> _Work item_:
Every entry is to be reproduced word for word, but the images are not.

> _Data provided_:
******
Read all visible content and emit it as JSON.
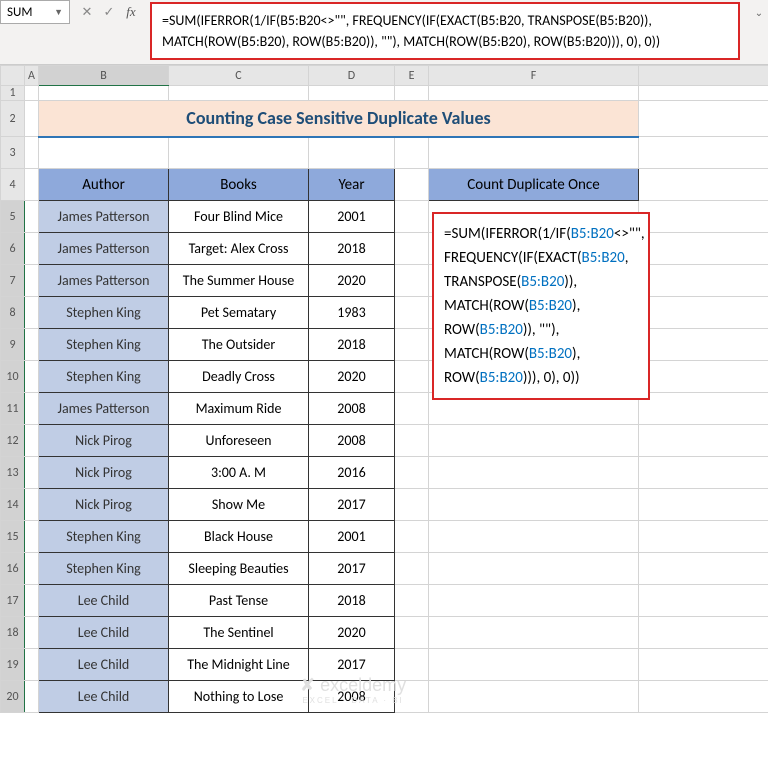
{
  "nameBox": "SUM",
  "formulaBarText": "=SUM(IFERROR(1/IF(B5:B20<>\"\", FREQUENCY(IF(EXACT(B5:B20, TRANSPOSE(B5:B20)), MATCH(ROW(B5:B20), ROW(B5:B20)), \"\"), MATCH(ROW(B5:B20), ROW(B5:B20))), 0), 0))",
  "colHeads": {
    "A": "A",
    "B": "B",
    "C": "C",
    "D": "D",
    "E": "E",
    "F": "F"
  },
  "title": "Counting Case Sensitive Duplicate Values",
  "table": {
    "headers": {
      "author": "Author",
      "books": "Books",
      "year": "Year"
    },
    "rows": [
      {
        "author": "James Patterson",
        "book": "Four Blind Mice",
        "year": "2001"
      },
      {
        "author": "James Patterson",
        "book": "Target: Alex Cross",
        "year": "2018"
      },
      {
        "author": "James Patterson",
        "book": "The Summer House",
        "year": "2020"
      },
      {
        "author": "Stephen King",
        "book": "Pet Sematary",
        "year": "1983"
      },
      {
        "author": "Stephen King",
        "book": "The Outsider",
        "year": "2018"
      },
      {
        "author": "Stephen King",
        "book": "Deadly Cross",
        "year": "2020"
      },
      {
        "author": "James Patterson",
        "book": "Maximum Ride",
        "year": "2008"
      },
      {
        "author": "Nick Pirog",
        "book": "Unforeseen",
        "year": "2008"
      },
      {
        "author": "Nick Pirog",
        "book": "3:00 A. M",
        "year": "2016"
      },
      {
        "author": "Nick Pirog",
        "book": "Show Me",
        "year": "2017"
      },
      {
        "author": "Stephen King",
        "book": "Black House",
        "year": "2001"
      },
      {
        "author": "Stephen King",
        "book": "Sleeping Beauties",
        "year": "2017"
      },
      {
        "author": "Lee Child",
        "book": "Past Tense",
        "year": "2018"
      },
      {
        "author": "Lee Child",
        "book": "The Sentinel",
        "year": "2020"
      },
      {
        "author": "Lee Child",
        "book": "The Midnight Line",
        "year": "2017"
      },
      {
        "author": "Lee Child",
        "book": "Nothing to Lose",
        "year": "2008"
      }
    ]
  },
  "countBox": {
    "header": "Count Duplicate Once",
    "parts": {
      "p1": "=SUM(IFERROR(1/IF(",
      "p2": "B5:B20",
      "p3": "<>\"\", FREQUENCY(IF(EXACT(",
      "p4": "B5:B20",
      "p5": ", TRANSPOSE(",
      "p6": "B5:B20",
      "p7": ")), MATCH(ROW(",
      "p8": "B5:B20",
      "p9": "), ROW(",
      "p10": "B5:B20",
      "p11": ")), \"\"), MATCH(ROW(",
      "p12": "B5:B20",
      "p13": "), ROW(",
      "p14": "B5:B20",
      "p15": "))), 0), 0))"
    }
  },
  "watermark": {
    "main": "✘ exceldemy",
    "sub": "EXCEL · DATA · BI"
  }
}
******
> _Your solution_:
Read all visible content and emit it as JSON.
{
  "nameBox": "SUM",
  "formulaBarText": "=SUM(IFERROR(1/IF(B5:B20<>\"\", FREQUENCY(IF(EXACT(B5:B20, TRANSPOSE(B5:B20)), MATCH(ROW(B5:B20), ROW(B5:B20)), \"\"), MATCH(ROW(B5:B20), ROW(B5:B20))), 0), 0))",
  "colHeads": {
    "A": "A",
    "B": "B",
    "C": "C",
    "D": "D",
    "E": "E",
    "F": "F"
  },
  "title": "Counting Case Sensitive Duplicate Values",
  "table": {
    "headers": {
      "author": "Author",
      "books": "Books",
      "year": "Year"
    },
    "rows": [
      {
        "author": "James Patterson",
        "book": "Four Blind Mice",
        "year": "2001"
      },
      {
        "author": "James Patterson",
        "book": "Target: Alex Cross",
        "year": "2018"
      },
      {
        "author": "James Patterson",
        "book": "The Summer House",
        "year": "2020"
      },
      {
        "author": "Stephen King",
        "book": "Pet Sematary",
        "year": "1983"
      },
      {
        "author": "Stephen King",
        "book": "The Outsider",
        "year": "2018"
      },
      {
        "author": "Stephen King",
        "book": "Deadly Cross",
        "year": "2020"
      },
      {
        "author": "James Patterson",
        "book": "Maximum Ride",
        "year": "2008"
      },
      {
        "author": "Nick Pirog",
        "book": "Unforeseen",
        "year": "2008"
      },
      {
        "author": "Nick Pirog",
        "book": "3:00 A. M",
        "year": "2016"
      },
      {
        "author": "Nick Pirog",
        "book": "Show Me",
        "year": "2017"
      },
      {
        "author": "Stephen King",
        "book": "Black House",
        "year": "2001"
      },
      {
        "author": "Stephen King",
        "book": "Sleeping Beauties",
        "year": "2017"
      },
      {
        "author": "Lee Child",
        "book": "Past Tense",
        "year": "2018"
      },
      {
        "author": "Lee Child",
        "book": "The Sentinel",
        "year": "2020"
      },
      {
        "author": "Lee Child",
        "book": "The Midnight Line",
        "year": "2017"
      },
      {
        "author": "Lee Child",
        "book": "Nothing to Lose",
        "year": "2008"
      }
    ]
  },
  "countBox": {
    "header": "Count Duplicate Once",
    "parts": {
      "p1": "=SUM(IFERROR(1/IF(",
      "p2": "B5:B20",
      "p3": "<>\"\", FREQUENCY(IF(EXACT(",
      "p4": "B5:B20",
      "p5": ", TRANSPOSE(",
      "p6": "B5:B20",
      "p7": ")), MATCH(ROW(",
      "p8": "B5:B20",
      "p9": "), ROW(",
      "p10": "B5:B20",
      "p11": ")), \"\"), MATCH(ROW(",
      "p12": "B5:B20",
      "p13": "), ROW(",
      "p14": "B5:B20",
      "p15": "))), 0), 0))"
    }
  },
  "watermark": {
    "main": "✘ exceldemy",
    "sub": "EXCEL · DATA · BI"
  }
}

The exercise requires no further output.